Plaque and Tartar: What are the signs and how to remove them

Dental Plaque and Tartar: What Is It, What are the Causes, How to Remove, Treat and Prevent


Plaque is an extremely sticky, colorless to pale yellow deposit of biofilm that regularly forms on your teeth. Everytime you eat or drink, there it is! Although it is extremely common, plaque on teeth needs to be cleaned and removed on a regular basis- failing which it can turn into somthing serious and damage the teeth. But before we know what causes is, let us discuss what exactly dental plaque is.

What is Dental Plaque?

When saliva, food, and fluids combine they produce bacteria deposits, which collect where the teeth and gums meet. Plaque contains bacteria, which produce acids that attack your tooth enamel and can damage your gums. If not treated, the damage could become permanent. When plaque accumulates and is not removed, it can mineralize, trapping stains and turning into tartar. Plaque is the root cause of many oral health issues. The most effective way to get rid of plaque is by using an electric toothbrush. Learn more about what is Plaque >

What is Tartar?

Tartar is a yellow or brown colored deposit that forms when plaque mineralizes on your teeth. Susceptibility to tartar build up varies greatly depending on the individual person. Generally, as you age, you become more prone to having tartar form on your teeth.Tartar buildup bonds strongly to enamel and can only be removed by a dental professional. If you start seeing any signs of plaque or tartar buildup, be sure to seek treatment immediately.

The difference between Plaque and Tartar

One often confuses plaque and tartar- although they are related to each other, they aren't interchangeable terms. Plaque is the thin, sticky coating that forms on the surface of the teeth when mouth bacteria interacts with tiny leftover food particles. On the other hand, tartar is what plaque hardens into if neglected for a long time. Plaque is often whitish in colour, but once it hardens into tartar, it can become brown or even black and stain the teeth. Now that you know the difference, let us learn what actually causes plaque and tartar.

What Causes Dental Plaque and Tartar?

The biggest reason for dental plaque and tartar are to form is poor oral hygiene. When we eat certain foods which are rich in sugar and starch, it feeds the bacteria present in the mouth and it accelerates the formation of plaque- especially if you don't brush well after. Here are other causes of dental plaque:

  1. Dry mouth due to dehydration or certain medications

  2. Habit of smoking

  3. Consume too much sugar

  4. History of neck or head radiation

What are the Symptoms of Plaque and Tartar?

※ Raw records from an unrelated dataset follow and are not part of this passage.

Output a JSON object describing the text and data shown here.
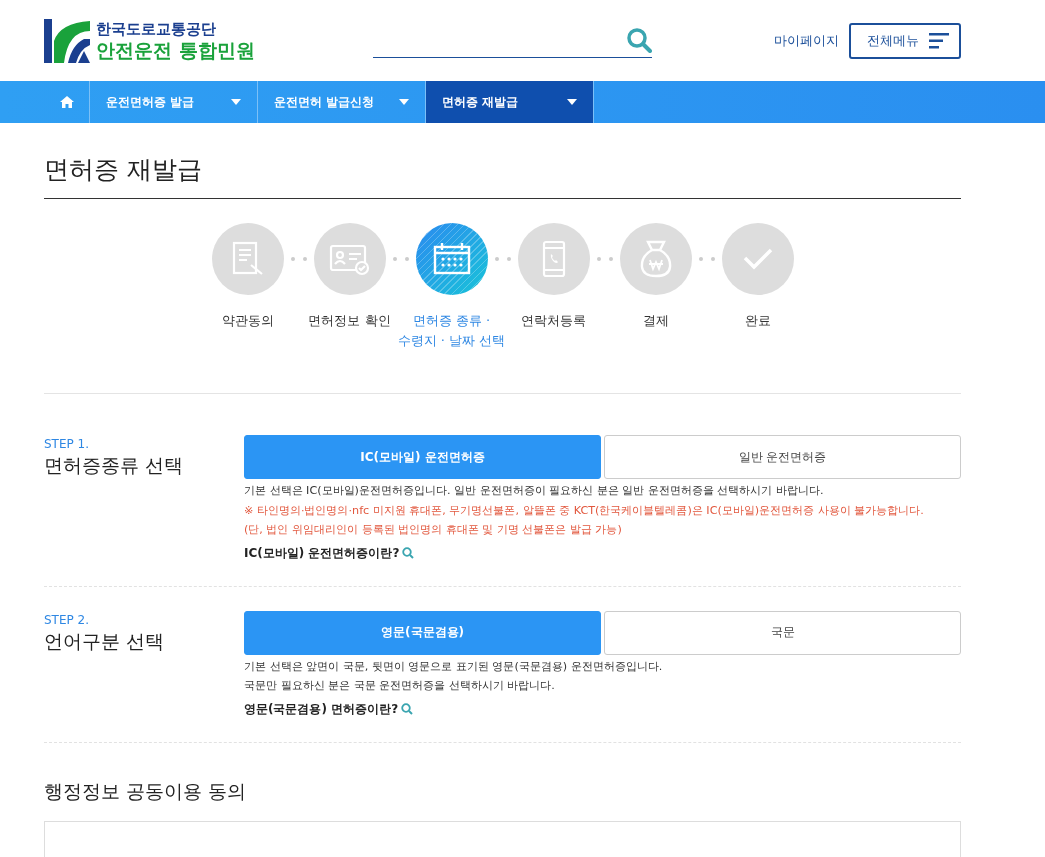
{
  "header": {
    "org": "한국도로교통공단",
    "service": "안전운전 통합민원",
    "mypage": "마이페이지",
    "menu": "전체메뉴"
  },
  "breadcrumb": [
    {
      "label": "운전면허증 발급",
      "selected": false
    },
    {
      "label": "운전면허 발급신청",
      "selected": false
    },
    {
      "label": "면허증 재발급",
      "selected": true
    }
  ],
  "page_title": "면허증 재발급",
  "steps": [
    {
      "label": "약관동의",
      "selected": false
    },
    {
      "label": "면허정보 확인",
      "selected": false
    },
    {
      "label": "면허증 종류 ·\n수령지 · 날짜 선택",
      "selected": true
    },
    {
      "label": "연락처등록",
      "selected": false
    },
    {
      "label": "결제",
      "selected": false
    },
    {
      "label": "완료",
      "selected": false
    }
  ],
  "sections": [
    {
      "step": "STEP 1.",
      "title": "면허증종류 선택",
      "options": [
        {
          "label": "IC(모바일) 운전면허증",
          "selected": true
        },
        {
          "label": "일반 운전면허증",
          "selected": false
        }
      ],
      "notes": [
        {
          "text": "기본 선택은 IC(모바일)운전면허증입니다. 일반 운전면허증이 필요하신 분은 일반 운전면허증을 선택하시기 바랍니다.",
          "kind": "normal"
        },
        {
          "text": "※ 타인명의·법인명의·nfc 미지원 휴대폰, 무기명선불폰, 알뜰폰 중 KCT(한국케이블텔레콤)은 IC(모바일)운전면허증 사용이 불가능합니다.",
          "kind": "warning"
        },
        {
          "text": "(단, 법인 위임대리인이 등록된 법인명의 휴대폰 및 기명 선불폰은 발급 가능)",
          "kind": "warning"
        }
      ],
      "link": "IC(모바일) 운전면허증이란?"
    },
    {
      "step": "STEP 2.",
      "title": "언어구분 선택",
      "options": [
        {
          "label": "영문(국문겸용)",
          "selected": true
        },
        {
          "label": "국문",
          "selected": false
        }
      ],
      "notes": [
        {
          "text": "기본 선택은 앞면이 국문, 뒷면이 영문으로 표기된 영문(국문겸용) 운전면허증입니다.",
          "kind": "normal"
        },
        {
          "text": "국문만 필요하신 분은 국문 운전면허증을 선택하시기 바랍니다.",
          "kind": "normal"
        }
      ],
      "link": "영문(국문겸용) 면허증이란?"
    }
  ],
  "agreement": {
    "title": "행정정보 공동이용 동의"
  }
}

A simple indicator of plaque is a fuzzy feeling on the teeth. Along with that, here are signs you should look out for:

  • Bad breath, sometimes chronic

  • Swollen and tender gums that bleed after brushing

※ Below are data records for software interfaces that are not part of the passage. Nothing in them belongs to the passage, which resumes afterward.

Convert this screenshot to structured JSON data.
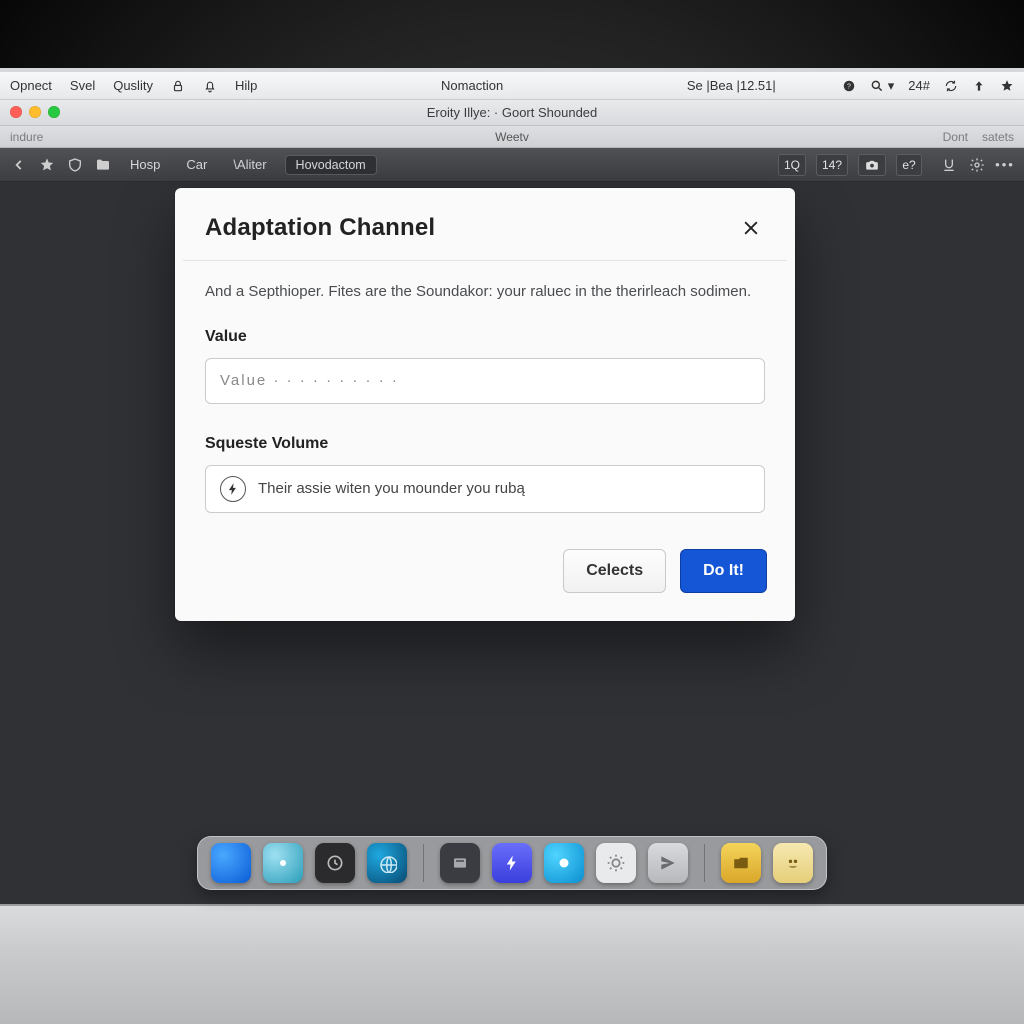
{
  "menubar": {
    "items": [
      "Opnect",
      "Svel",
      "Quslity",
      "Hilp"
    ],
    "center": "Nomaction",
    "status": "Se |Bea |12.51|",
    "clock": "24#"
  },
  "window": {
    "title": "Eroity Illye: · Goort Shounded",
    "subtitle": "Weetv",
    "sub_left": "indure",
    "sub_right": [
      "Dont",
      "satets"
    ]
  },
  "toolbar": {
    "items": [
      "Hosp",
      "Car",
      "\\Aliter"
    ],
    "pill": "Hovodactom",
    "chips": [
      "1Q",
      "14?",
      "e?"
    ]
  },
  "modal": {
    "title": "Adaptation Channel",
    "description": "And a Septhioper. Fites are the Soundakor: your raluec in the therirleach sodimen.",
    "field1_label": "Value",
    "field1_placeholder": "Value · · · · · · · · · ·",
    "field2_label": "Squeste Volume",
    "field2_text": "Their assie witen you mounder you rubą",
    "cancel": "Celects",
    "confirm": "Do It!"
  }
}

  • Can be accompanied by cavities, decay, and other tooth and gum diseases like gingivitis

If plaque has already turned into plaque, here are the symptoms:

  • Possible tooth abscess

  • Chronic halitosis

  • Teeth discolouration - yellow, brown or black stains on the surface of the teeth

  • Gum inflammation

What's the Treatment for Plaque and Tartar?

Good oral care routine is your absolute best measure against plaque and tartar formation. However, if it is severe then there are some treatments available for removing plaque from teeth you can consult your dentist for:

  1. Fluoride treatments to stop tooth decay and slow down the bacteria

  2. Medications to counteract dry mouth and increase saliva production

  3. Antibacterial, dental-approved mouthwash

  4. Dental sealants to prevent plaque formation

How can I Prevent Plaque and Tartar?

Plaque buildup can lead to gingivitis and gum disease so it is important to take steps for treatment and prevention.

  1. See your dental professional every 6 months for a thorough cleaning.

  2. Brush with an anti-bacterial fluoride toothpaste.

  3. Floss at least once a day to remove food particles and plaque between teeth.

  4. Use a quality toothbrush and remember to replace it every 3 months.

  5. Add a mouth rinse to your routine to help protect against the buildup of plaque and prevent gingivitis.

  6. Eating well-balanced meals and brushing after snacks will help to reduce the formation of plaque.

When it comes to plaque and tartar, a healthier mouth starts with good brushing habits. So while it is super important to visit the dentist regularly, plaque prevention and good oral care first starts at home. Brush twice daily with superior dental products such as Oral-B electric toothbrush to make sure your teeth gets advanced cleaning every day. Learn more on how to treat and prevent Plaque and Tartar >